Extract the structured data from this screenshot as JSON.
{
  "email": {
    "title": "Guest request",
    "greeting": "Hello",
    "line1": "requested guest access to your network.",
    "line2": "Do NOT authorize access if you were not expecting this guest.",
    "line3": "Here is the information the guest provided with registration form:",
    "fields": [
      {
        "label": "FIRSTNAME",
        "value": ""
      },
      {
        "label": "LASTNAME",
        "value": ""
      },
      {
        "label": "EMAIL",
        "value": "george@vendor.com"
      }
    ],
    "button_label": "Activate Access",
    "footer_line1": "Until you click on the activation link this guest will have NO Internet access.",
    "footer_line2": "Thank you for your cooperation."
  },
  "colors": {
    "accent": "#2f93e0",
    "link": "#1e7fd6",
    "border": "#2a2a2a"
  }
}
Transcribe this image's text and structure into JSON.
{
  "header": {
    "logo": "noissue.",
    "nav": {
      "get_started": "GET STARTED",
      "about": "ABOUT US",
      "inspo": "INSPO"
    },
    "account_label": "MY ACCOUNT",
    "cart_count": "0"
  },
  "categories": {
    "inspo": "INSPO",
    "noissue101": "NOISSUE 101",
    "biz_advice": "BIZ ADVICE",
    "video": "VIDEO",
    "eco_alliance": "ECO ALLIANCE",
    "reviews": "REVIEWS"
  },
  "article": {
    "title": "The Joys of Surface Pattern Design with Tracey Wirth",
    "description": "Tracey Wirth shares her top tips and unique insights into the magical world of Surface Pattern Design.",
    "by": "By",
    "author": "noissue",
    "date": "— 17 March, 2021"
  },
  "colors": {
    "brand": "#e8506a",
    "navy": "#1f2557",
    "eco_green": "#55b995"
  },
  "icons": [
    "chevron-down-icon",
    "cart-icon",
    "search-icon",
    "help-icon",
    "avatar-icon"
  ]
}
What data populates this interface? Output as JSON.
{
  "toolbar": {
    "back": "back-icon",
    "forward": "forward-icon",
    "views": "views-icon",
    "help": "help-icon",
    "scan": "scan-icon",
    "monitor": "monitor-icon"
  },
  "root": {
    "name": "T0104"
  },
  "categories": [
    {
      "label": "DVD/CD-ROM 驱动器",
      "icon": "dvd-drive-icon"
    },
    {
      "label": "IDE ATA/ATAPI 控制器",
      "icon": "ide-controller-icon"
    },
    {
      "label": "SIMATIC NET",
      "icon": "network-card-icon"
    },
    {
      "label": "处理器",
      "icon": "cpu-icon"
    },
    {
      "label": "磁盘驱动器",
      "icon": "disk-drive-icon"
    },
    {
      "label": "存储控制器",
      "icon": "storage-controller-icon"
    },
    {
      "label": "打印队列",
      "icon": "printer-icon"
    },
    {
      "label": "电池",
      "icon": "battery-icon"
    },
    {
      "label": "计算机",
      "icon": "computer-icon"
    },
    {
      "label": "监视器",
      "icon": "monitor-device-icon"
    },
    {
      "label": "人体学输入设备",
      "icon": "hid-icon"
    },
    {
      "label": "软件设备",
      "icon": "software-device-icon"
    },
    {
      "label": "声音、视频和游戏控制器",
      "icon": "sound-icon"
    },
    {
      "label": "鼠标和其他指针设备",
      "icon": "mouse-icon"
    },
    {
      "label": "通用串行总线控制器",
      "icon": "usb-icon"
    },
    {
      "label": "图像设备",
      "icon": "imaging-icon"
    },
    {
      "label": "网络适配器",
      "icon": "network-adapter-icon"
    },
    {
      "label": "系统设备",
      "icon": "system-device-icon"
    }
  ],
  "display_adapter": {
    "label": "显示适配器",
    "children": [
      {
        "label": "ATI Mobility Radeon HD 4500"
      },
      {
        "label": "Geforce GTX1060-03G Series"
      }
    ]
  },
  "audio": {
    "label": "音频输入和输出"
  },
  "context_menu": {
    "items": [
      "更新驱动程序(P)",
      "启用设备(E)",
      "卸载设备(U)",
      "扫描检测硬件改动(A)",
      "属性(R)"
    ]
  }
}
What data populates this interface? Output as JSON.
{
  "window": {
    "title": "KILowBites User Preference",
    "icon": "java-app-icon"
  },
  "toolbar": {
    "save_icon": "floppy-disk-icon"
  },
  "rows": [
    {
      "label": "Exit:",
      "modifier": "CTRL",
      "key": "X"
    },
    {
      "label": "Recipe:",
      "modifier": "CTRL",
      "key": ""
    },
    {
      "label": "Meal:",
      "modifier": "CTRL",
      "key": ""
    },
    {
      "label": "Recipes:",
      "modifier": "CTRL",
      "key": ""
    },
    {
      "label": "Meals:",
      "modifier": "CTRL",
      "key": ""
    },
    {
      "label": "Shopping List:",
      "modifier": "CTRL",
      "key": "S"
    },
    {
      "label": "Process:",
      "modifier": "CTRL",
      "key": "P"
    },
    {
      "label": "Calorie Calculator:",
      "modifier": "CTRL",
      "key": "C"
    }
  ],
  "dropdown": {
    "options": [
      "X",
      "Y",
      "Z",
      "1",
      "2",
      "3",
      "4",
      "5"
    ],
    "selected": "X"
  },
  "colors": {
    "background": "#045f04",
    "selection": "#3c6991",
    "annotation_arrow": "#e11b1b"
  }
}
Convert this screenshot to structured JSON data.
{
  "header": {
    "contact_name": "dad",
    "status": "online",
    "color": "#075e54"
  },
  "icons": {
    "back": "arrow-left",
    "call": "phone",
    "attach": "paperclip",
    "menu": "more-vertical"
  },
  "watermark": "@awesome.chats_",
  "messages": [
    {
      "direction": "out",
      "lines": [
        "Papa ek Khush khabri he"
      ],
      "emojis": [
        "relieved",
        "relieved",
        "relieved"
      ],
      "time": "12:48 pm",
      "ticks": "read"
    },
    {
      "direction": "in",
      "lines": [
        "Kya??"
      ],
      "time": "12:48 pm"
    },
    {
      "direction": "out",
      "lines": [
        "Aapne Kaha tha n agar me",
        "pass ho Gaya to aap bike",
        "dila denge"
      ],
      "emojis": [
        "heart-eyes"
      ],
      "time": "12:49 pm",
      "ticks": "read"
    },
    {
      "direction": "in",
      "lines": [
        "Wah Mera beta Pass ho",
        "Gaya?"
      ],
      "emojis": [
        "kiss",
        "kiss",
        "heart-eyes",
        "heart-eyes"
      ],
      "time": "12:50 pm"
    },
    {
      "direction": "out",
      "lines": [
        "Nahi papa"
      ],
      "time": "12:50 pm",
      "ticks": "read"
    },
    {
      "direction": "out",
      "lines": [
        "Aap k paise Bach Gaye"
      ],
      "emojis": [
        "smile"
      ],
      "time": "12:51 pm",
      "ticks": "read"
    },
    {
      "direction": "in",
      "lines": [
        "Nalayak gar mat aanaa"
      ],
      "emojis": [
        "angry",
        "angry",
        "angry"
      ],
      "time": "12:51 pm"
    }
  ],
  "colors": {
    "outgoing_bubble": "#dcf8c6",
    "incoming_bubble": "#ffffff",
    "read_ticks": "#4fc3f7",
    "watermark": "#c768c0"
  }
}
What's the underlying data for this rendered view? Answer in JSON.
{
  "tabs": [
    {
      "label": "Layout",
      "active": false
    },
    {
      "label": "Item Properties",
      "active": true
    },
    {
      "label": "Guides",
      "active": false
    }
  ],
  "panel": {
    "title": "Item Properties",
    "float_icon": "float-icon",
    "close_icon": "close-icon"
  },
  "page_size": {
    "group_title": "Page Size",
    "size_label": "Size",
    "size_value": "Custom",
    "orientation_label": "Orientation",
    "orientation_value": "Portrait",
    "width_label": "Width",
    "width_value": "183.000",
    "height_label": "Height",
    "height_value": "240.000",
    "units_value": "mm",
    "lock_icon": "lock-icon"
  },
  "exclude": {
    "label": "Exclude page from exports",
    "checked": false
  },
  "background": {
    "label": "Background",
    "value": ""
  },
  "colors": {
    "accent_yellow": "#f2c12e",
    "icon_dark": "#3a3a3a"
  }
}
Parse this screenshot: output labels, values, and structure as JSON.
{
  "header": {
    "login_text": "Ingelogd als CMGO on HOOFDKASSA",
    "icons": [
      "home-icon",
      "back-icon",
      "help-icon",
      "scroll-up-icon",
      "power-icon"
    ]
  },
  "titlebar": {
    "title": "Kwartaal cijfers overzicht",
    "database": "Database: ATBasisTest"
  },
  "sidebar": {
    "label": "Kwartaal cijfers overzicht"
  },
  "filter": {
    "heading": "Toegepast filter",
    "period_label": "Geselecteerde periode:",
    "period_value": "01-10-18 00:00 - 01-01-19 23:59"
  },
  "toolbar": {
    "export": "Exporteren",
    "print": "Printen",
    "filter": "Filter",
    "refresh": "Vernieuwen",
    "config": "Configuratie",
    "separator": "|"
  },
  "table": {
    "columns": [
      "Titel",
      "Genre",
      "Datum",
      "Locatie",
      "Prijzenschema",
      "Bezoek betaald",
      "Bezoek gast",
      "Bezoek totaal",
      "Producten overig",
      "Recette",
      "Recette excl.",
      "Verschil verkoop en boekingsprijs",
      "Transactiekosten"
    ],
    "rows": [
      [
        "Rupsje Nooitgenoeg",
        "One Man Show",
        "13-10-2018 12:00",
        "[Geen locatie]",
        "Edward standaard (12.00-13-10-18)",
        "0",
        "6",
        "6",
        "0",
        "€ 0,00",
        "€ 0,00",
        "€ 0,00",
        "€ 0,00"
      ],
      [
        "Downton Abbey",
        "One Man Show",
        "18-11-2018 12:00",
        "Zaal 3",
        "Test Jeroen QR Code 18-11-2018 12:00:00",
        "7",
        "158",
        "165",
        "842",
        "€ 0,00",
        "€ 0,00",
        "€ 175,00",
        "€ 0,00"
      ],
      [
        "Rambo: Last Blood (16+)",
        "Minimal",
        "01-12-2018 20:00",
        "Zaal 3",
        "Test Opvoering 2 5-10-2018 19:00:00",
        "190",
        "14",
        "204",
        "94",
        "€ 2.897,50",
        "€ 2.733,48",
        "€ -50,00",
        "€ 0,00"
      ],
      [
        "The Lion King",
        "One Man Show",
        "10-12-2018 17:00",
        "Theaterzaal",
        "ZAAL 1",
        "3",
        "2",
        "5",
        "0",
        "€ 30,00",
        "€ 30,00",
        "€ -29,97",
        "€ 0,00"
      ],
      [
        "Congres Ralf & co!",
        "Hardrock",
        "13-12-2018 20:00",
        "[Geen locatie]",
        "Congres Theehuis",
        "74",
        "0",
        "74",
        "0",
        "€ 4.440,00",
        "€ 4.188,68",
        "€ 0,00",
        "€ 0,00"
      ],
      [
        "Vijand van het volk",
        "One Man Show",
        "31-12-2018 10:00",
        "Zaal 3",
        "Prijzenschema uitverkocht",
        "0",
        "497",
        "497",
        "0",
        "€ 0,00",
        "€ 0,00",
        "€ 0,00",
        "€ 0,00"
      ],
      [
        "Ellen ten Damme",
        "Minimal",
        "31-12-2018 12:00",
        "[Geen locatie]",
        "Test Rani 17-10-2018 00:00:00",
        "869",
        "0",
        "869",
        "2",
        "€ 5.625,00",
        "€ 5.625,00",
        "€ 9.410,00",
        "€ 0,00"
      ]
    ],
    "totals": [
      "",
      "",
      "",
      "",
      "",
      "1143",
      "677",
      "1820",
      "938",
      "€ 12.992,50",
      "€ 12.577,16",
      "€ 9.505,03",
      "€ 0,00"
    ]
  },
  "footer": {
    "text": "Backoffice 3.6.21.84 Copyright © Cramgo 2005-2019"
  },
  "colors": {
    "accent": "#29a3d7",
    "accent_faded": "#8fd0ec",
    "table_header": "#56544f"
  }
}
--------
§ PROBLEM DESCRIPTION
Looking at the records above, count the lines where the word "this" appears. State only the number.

§ RESULT OF THE TASK
9